This 1 does not exist only for books, it exists for any reproducible work. We can say this not only of “book” but also of “film”, “record” and so on.
In this sense, Benjamin’s famous assertion that reproduced work differs from our older notions of art in that it has no aura can be turned on its head: reproduced work leads us to suspect the existence of an ideal form of the work.
We never suspect a painting of existing outside its. We know exactly where The Night Watch is. It’s at the Rijsmuseum in Amsterdam; we travel to see it. But where is Alberto Korda’s portrait of Che Guevara? “In our heads.” In so far as we do have a notion of their ideal existence, it is precisely through their reproduction in magazines and coffee-table books and postcards and T-shirts. As though each new reproduction is an attempt to fix its location, another waypoint of triangulation. Paintings that come in series, as they often do, can also suggest that the artist is referring to some ideal form of the painting, approaching it from different angles, making repeated sallies at the disembodied subject.

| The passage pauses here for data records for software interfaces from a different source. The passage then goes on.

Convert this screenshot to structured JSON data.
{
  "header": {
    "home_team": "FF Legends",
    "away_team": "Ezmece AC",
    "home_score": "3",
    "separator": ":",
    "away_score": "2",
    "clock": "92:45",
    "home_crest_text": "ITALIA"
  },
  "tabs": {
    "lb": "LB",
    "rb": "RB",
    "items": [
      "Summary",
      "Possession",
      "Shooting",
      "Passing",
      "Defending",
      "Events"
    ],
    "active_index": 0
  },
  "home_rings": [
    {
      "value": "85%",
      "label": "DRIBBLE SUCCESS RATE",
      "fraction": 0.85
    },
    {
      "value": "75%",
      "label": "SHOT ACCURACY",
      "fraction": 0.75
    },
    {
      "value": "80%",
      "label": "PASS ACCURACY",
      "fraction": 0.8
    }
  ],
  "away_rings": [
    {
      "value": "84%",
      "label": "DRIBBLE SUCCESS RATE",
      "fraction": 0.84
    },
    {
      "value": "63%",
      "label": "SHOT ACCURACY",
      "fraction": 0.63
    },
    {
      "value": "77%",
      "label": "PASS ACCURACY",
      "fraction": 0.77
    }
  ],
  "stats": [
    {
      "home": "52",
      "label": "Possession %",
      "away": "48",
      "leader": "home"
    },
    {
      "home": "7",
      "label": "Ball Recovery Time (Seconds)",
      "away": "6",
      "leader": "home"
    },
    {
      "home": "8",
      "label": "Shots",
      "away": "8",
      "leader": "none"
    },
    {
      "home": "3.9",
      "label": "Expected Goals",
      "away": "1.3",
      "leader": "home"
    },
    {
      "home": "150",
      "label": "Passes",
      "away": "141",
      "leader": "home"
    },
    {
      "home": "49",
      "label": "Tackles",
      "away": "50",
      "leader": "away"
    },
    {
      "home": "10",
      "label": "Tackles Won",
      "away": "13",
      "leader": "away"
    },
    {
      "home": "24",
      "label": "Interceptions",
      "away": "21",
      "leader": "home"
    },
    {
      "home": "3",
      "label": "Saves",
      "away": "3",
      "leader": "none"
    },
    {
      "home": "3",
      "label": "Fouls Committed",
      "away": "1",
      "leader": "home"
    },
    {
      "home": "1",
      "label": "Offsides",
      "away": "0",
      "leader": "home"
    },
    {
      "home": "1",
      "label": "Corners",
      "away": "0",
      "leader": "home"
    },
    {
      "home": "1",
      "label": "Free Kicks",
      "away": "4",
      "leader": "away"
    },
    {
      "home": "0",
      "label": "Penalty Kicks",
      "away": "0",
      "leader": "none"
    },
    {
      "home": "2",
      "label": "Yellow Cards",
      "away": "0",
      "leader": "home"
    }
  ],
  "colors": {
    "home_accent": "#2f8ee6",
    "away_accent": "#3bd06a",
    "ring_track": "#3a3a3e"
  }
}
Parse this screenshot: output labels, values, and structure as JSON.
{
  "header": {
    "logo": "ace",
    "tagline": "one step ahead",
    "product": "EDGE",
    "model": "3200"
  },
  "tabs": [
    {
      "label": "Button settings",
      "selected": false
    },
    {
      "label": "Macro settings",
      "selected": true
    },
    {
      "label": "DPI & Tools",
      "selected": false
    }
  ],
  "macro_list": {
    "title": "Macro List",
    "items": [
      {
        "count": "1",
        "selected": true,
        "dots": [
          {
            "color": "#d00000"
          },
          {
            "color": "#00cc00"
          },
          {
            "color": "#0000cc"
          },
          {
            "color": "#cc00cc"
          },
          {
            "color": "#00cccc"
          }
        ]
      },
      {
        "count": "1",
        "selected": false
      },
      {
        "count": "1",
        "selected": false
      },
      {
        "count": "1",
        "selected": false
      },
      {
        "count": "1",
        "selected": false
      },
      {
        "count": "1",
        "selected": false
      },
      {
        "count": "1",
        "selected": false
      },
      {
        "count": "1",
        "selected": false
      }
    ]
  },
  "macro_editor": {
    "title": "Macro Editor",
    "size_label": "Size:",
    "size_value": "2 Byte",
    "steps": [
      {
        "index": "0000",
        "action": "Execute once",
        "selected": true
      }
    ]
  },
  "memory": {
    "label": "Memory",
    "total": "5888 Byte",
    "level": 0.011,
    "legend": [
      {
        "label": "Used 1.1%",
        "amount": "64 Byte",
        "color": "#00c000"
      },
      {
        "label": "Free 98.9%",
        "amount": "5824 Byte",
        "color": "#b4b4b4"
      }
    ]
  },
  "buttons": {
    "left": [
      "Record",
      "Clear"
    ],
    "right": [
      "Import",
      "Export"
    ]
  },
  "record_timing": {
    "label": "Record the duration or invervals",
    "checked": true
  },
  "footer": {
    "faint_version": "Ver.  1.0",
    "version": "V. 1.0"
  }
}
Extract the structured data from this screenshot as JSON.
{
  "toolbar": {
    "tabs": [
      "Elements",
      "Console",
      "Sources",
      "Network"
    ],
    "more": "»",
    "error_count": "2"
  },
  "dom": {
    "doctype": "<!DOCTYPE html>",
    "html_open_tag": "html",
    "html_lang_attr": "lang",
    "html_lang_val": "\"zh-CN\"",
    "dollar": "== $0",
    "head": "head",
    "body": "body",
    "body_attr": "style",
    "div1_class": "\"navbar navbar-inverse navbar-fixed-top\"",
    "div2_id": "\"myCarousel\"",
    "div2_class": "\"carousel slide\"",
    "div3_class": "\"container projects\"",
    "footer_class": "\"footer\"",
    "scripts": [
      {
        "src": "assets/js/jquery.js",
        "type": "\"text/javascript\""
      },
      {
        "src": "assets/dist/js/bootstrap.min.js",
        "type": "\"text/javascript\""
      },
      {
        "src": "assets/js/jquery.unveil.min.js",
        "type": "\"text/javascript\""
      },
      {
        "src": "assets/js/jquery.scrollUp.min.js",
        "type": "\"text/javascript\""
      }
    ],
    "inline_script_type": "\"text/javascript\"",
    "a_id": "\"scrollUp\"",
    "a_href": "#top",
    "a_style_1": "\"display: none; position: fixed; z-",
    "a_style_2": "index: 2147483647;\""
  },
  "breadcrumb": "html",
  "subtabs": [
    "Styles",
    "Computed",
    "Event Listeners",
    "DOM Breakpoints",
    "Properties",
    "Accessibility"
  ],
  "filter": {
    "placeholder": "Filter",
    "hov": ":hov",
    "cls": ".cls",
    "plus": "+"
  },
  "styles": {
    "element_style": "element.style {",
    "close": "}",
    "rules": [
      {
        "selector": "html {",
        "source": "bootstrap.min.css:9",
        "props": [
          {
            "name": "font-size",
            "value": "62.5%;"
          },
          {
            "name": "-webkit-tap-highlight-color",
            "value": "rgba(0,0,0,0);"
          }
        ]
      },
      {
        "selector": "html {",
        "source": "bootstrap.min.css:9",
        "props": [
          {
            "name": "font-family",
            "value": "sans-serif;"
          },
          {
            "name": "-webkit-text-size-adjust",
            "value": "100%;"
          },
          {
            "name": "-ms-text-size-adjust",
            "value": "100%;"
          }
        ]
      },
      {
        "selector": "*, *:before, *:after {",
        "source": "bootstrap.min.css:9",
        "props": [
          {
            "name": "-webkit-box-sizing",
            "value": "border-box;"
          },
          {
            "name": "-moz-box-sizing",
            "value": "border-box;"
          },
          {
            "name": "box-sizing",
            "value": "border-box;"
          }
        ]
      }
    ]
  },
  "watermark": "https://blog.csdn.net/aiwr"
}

- 1ambiguity of meaning between the object and the ideal form of the work